The allegations of sexual harassment that have dogged Herman Cain for a week have taken their toll on his presidential campaign, according to a poll by Reuters/Ipsos.
In the first sign that the claims, which date back to a decade ago when he was head of the National Restaurant Association, have begun to damage his election chances, the poll shows a drop in his popularity among Republicans from 66% a week ago to 57%.
Among all registered voters, Cain's favourability declined 5 percentage points, from 37 to 32.
A majority of respondents, 53%, believe the allegations, despite his denials. Among Republicans, 39% believed them to be true.
"The most striking thing is that Herman Cain is actually seeing a fairly substantial decline in favourability ratings towards him, particularly among Republicans" said Chris Jackson from Ipsos.

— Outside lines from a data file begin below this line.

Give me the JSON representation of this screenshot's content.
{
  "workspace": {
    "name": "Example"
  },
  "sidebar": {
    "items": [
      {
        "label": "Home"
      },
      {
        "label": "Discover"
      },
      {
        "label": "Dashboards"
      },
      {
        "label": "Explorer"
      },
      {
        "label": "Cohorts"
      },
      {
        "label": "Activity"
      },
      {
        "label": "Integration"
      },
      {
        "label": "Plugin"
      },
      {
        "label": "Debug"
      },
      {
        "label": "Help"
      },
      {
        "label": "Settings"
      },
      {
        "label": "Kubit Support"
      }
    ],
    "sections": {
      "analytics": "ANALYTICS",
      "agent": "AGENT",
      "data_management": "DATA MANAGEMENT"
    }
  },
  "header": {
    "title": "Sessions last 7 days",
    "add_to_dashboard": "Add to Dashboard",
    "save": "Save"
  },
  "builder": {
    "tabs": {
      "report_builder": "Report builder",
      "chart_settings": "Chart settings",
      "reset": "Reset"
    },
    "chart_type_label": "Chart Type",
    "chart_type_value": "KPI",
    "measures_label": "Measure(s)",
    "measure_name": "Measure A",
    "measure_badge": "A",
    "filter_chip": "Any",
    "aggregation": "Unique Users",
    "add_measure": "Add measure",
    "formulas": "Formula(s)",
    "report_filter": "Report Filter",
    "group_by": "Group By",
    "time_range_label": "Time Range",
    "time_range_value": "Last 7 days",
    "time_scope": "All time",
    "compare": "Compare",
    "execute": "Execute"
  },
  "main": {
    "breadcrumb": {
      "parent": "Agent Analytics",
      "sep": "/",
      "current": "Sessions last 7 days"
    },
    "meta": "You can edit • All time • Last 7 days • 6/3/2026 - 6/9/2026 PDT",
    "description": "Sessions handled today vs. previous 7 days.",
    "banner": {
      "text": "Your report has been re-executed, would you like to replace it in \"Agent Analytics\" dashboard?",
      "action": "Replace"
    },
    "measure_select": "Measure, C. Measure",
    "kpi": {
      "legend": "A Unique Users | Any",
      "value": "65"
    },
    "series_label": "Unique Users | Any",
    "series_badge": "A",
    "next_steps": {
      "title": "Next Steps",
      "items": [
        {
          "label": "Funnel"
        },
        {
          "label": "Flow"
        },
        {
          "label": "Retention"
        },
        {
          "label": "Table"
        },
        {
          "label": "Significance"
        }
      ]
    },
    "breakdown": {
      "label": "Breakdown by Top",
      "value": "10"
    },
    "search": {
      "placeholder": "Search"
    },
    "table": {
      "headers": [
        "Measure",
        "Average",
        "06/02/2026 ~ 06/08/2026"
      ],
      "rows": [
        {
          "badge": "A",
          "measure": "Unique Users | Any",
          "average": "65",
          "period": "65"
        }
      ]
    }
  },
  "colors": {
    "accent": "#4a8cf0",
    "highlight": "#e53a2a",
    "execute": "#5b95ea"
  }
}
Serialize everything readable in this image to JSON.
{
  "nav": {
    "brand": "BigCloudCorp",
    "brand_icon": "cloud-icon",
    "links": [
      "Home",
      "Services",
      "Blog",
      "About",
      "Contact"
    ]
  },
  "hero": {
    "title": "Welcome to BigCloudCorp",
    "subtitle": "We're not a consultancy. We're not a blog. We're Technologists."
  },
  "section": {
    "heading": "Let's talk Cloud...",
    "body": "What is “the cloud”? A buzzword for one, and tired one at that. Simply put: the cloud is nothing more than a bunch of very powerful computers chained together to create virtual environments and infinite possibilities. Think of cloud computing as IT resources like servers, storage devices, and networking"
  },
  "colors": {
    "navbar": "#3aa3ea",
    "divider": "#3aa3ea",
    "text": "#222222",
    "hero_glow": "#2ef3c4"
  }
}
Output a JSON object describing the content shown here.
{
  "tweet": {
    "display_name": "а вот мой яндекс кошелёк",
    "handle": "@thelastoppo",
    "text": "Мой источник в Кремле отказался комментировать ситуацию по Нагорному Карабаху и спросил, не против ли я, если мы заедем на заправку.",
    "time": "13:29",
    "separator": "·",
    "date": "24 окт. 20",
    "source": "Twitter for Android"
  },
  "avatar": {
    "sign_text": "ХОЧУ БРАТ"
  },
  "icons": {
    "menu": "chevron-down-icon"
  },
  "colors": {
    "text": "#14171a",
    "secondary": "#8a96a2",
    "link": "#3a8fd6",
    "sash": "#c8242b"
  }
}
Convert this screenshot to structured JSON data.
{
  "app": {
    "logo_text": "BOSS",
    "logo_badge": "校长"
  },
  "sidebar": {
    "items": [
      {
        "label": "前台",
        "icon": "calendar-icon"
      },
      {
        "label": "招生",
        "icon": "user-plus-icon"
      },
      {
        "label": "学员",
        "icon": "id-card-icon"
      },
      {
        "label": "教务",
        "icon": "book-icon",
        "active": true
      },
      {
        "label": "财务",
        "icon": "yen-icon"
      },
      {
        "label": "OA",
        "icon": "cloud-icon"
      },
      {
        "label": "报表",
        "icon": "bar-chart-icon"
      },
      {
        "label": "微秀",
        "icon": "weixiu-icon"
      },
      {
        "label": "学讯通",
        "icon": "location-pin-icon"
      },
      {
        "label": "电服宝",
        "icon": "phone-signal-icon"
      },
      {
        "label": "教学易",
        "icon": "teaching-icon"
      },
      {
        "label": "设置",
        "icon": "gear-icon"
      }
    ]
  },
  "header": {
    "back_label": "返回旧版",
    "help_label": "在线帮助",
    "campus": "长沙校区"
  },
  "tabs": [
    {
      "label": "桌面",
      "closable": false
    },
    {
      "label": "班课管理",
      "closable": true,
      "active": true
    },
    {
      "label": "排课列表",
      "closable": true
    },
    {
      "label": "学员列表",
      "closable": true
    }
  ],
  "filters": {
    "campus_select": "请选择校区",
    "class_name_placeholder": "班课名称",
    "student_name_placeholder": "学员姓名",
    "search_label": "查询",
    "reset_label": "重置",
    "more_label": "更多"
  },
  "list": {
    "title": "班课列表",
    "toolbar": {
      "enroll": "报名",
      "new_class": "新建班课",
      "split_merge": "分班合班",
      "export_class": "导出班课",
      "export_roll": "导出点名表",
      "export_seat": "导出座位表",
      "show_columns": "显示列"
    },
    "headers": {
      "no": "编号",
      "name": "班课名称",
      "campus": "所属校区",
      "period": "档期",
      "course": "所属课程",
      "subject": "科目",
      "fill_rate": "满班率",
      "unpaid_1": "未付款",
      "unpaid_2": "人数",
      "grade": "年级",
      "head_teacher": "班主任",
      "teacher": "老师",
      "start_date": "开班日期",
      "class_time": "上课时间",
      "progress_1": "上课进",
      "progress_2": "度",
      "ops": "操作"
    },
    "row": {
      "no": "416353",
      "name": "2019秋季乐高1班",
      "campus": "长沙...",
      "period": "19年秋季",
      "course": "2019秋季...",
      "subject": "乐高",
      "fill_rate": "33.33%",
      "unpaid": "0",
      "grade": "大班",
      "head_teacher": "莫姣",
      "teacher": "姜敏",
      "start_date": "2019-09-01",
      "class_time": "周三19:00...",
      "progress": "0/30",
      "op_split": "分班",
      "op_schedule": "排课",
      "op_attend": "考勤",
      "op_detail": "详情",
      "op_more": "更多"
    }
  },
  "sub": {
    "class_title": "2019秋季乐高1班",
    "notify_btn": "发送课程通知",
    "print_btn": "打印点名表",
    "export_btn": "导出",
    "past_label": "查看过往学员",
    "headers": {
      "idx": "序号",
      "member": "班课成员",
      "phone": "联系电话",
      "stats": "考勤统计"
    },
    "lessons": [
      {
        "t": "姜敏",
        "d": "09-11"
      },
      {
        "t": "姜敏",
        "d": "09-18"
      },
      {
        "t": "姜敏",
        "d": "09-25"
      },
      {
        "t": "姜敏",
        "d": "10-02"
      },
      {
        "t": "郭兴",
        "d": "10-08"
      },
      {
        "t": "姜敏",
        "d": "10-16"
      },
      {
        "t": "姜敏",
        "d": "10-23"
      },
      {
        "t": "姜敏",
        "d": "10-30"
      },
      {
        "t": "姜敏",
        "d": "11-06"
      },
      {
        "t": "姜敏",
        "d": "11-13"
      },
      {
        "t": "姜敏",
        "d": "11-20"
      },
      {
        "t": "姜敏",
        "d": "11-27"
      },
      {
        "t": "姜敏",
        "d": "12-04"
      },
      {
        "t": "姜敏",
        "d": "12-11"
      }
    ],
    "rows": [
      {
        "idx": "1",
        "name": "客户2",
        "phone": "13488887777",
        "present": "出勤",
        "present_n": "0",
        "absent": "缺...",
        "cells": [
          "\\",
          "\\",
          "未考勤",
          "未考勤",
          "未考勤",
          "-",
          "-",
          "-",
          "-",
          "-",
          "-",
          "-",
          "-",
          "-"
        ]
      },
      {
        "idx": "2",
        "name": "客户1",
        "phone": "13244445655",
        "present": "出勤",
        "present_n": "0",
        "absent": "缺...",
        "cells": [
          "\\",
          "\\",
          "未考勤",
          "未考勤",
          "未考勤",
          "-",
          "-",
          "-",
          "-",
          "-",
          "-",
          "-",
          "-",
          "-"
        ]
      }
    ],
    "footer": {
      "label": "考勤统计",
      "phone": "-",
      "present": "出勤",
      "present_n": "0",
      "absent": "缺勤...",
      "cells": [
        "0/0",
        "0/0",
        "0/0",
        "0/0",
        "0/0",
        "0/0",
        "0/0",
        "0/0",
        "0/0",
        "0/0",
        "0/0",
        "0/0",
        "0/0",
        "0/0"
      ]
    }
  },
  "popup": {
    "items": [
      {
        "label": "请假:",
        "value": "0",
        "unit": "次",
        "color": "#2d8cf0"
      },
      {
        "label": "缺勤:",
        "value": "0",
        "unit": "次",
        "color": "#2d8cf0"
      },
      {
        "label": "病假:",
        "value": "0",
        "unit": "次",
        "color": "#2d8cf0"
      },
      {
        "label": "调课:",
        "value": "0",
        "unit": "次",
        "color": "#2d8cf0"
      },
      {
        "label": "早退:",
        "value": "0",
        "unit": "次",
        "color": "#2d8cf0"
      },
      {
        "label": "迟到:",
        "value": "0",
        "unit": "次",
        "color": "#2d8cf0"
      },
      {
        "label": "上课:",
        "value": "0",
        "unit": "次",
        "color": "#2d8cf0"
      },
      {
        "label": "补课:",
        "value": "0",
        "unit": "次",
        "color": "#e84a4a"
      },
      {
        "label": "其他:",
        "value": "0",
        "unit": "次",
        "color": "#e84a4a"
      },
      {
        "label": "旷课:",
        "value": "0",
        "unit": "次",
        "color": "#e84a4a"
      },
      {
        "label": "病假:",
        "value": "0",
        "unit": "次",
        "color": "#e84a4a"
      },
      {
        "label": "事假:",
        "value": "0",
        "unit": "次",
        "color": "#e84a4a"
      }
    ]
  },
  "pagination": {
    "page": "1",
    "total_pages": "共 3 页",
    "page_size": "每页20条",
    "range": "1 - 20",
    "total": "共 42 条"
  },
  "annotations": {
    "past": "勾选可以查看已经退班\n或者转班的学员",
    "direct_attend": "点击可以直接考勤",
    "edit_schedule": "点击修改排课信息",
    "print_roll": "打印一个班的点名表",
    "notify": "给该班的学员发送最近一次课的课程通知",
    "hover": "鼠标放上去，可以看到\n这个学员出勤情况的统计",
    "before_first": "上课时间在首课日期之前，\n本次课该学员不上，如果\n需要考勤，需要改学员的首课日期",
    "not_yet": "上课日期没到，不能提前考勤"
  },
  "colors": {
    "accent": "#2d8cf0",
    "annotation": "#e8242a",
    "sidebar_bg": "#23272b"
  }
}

The Republican presidential candidate, who had been enjoying a surge in the polls which made him the latest challenger to frontrunner Mitt Romney, is struggling to draw a line under allegations that he sexually harassed at least three female employees when head of the association. Two women reportedly received financial settlements after the incidents.
Cain has given conflicting accounts of the claims since they were first published by news website Politico last week. He denies the allegations.
However, an attorney for one of the women has since rejected his denials and said Cain had subjected her to "inappropriate behaviours and unwanted advances."
Cain, speaking to reporters on Saturday night after a debate in Texas, said he would not provide any more answers.
But fellow Republicans urged him to get everything out in the open soon.
GOP presidential candidate Jon Huntsman, appearing on NBC's Meet the Press, said he needed to "get the information out and get it out in total."
"Legitimate questions have been raised and that information has to come forward", he said.
Haley Barbour, Republican governor of Mississippi, also weighed in, suggesting that Cain needed to clear the air before moving on.
"What he wants to do is get back on message," Barbour said, "and the way to do that is to get all the facts on the table and get it behind him."
Fellow presidential candidate Ron Paul said that the media's coverage of the allegations were distracting voters from more important issues.
"The media blew this way out of proportion" he said on Fox News Sunday.